|“Untitled (Hand Anatomy),” 1982 by Jean-Michel Basquiat. (2013 The Estate of Jean-Michel Basquiat/ADAGP, Paris/ARS, New York)|
And now, some of his iconic works are on view at Kukje Gallery in Seoul until March, offering a broad survey of his works that left a lasting impression in the contemporary art scene in the 1980s.
As Basquiat said about his artistic process, “I don’t think about art when I’m working. I try to think about life,” his paintings reflect his personal life and the world he lived in.
|Jean-Michel Basquiat. (Julio Donoso/Sygma/TOPIC)|
Starting as a graffiti writer on the streets of Brooklyn and Manhattan under the name of “SAMO” (Same Old S―-), Basquiat rose to fame when he emerged in the New York art scene in the 1980s. Despite his lack of formal arts training, he was praised in the American and European art circles for his unique works.
The artist not only contributed to bringing street art to mainstream, but also incorporated his artistic talent to T-shirt designing, jewelry making, and music performance.
His paintings feature multiple personal and social messages presented through symbolic texts, list of words and imagery.
Some of them comment on racial issues and refer to prominent black figures in American society such as jazz musician Charlie Parker and baseball player Hank Aaron.
Basquiat’s 1981 painting mixes his personal stories and his idol by using cars and airplanes with symbolic words to depict his sickness during childhood and a hammer that symbolizes the legendary baseballer Aaron, who in 1974 broke the home run record formerly set by Babe Ruth.
Anatomy is also a significant part of his art, reflecting his personal trauma of having to undergo a splenectomy after being hit by a car at age 7.
He developed an interest in anatomy into visual language after his mother gave him a copy of the medical text “Gray’s Anatomy” when he was in hospital.
Before he died of a heroine overdose at age 27 in 1988, he led a short yet prolific career, producing works that left a lasting impression in the contemporary art scene which later garnered him a reputation as a Neo-Expressionism icon.

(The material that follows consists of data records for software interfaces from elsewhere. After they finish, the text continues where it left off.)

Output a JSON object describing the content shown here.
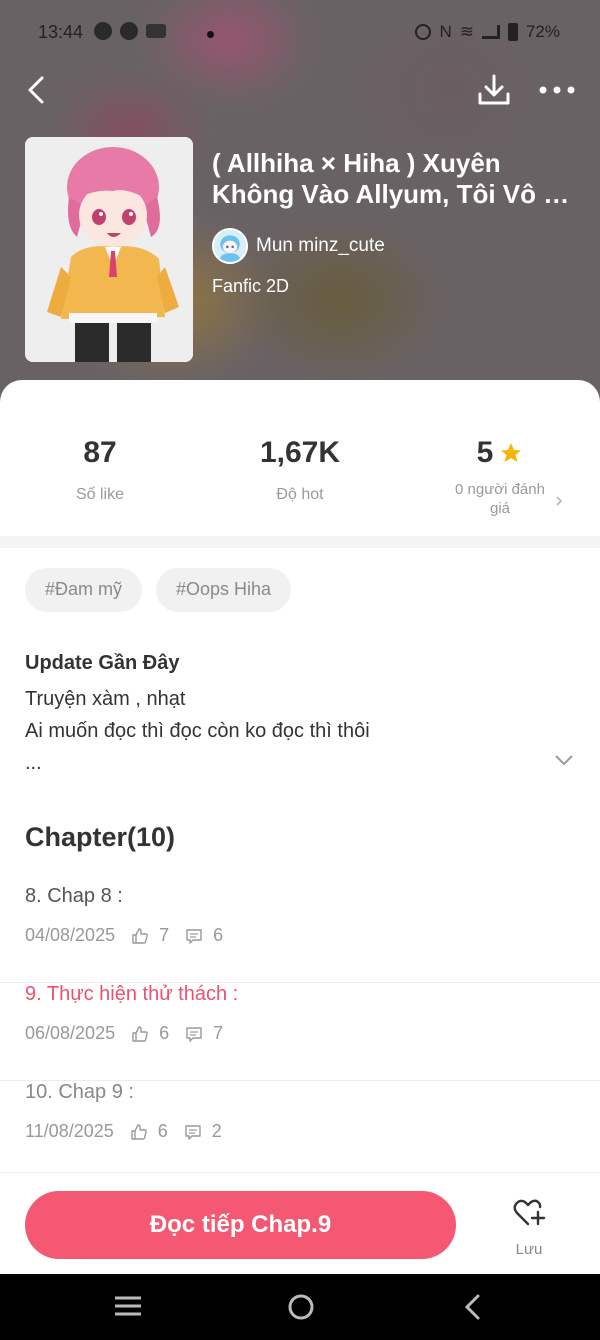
{
  "status_bar": {
    "time": "13:44",
    "battery": "72%"
  },
  "story": {
    "title_line1": "( Allhiha × Hiha ) Xuyên",
    "title_line2": "Không Vào Allyum, Tôi Vô Tình",
    "author": "Mun minz_cute",
    "genre": "Fanfic 2D"
  },
  "stats": {
    "likes_value": "87",
    "likes_label": "Số like",
    "hot_value": "1,67K",
    "hot_label": "Độ hot",
    "rating_value": "5",
    "rating_label": "0 người đánh giá"
  },
  "tags": [
    "#Đam mỹ",
    "#Oops Hiha"
  ],
  "update": {
    "title": "Update Gần Đây",
    "line1": "Truyện xàm , nhạt",
    "line2": "Ai muốn đọc thì đọc còn ko đọc thì thôi",
    "line3": "..."
  },
  "chapters_header": "Chapter(10)",
  "chapters": [
    {
      "name": "8. Chap 8 :",
      "date": "04/08/2025",
      "likes": "7",
      "comments": "6"
    },
    {
      "name": "9. Thực hiện thử thách :",
      "date": "06/08/2025",
      "likes": "6",
      "comments": "7"
    },
    {
      "name": "10. Chap 9 :",
      "date": "11/08/2025",
      "likes": "6",
      "comments": "2"
    }
  ],
  "bottom": {
    "read_label": "Đọc tiếp Chap.9",
    "save_label": "Lưu"
  },
  "colors": {
    "accent": "#f55872",
    "active_chapter": "#f0506e",
    "star": "#f7b500"
  },
  "icons": [
    "back-icon",
    "download-icon",
    "more-icon",
    "star-icon",
    "chevron-right-icon",
    "chevron-down-icon",
    "thumb-up-icon",
    "comment-icon",
    "heart-plus-icon",
    "nav-menu-icon",
    "nav-home-icon",
    "nav-back-icon"
  ]
}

When he was 21, Basquiat was the youngest of 176 artists to be invited to the Kassel Documenta in 1982. His works were shown at the international art event alongside those of such established artists as Gerhard Richter, Cy Twombly and Andy Warhol. He also collaborated with his idol Andy Warhol, whom he befriended in 1983 and whose death later made a great impact on him.
The exhibition runs through March 31 at Kukje Gallery in Jongno, Seoul.
For more information, call (02) 735-8449.
By Lee Woo-young (email@example.com)